**Dataset extract:**
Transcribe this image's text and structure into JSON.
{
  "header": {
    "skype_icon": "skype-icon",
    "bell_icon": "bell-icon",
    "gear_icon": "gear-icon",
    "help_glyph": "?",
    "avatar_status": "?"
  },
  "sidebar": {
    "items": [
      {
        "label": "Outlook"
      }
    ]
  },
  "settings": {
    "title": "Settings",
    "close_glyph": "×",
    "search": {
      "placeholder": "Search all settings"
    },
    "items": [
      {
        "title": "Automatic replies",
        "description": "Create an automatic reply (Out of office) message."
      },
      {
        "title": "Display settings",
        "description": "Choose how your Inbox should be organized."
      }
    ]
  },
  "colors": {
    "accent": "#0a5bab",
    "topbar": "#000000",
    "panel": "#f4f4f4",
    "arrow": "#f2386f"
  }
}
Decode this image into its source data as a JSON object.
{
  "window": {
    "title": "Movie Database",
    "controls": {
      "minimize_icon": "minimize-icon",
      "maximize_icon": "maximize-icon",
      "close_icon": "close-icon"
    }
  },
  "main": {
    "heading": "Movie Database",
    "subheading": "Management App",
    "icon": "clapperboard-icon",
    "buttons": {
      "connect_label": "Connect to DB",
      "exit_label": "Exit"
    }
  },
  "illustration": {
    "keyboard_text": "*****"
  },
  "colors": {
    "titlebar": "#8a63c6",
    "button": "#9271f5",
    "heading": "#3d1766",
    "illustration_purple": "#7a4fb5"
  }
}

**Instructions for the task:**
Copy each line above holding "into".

**Task answer:**
Transcribe this image's text and structure into JSON.
Decode this image into its source data as a JSON object.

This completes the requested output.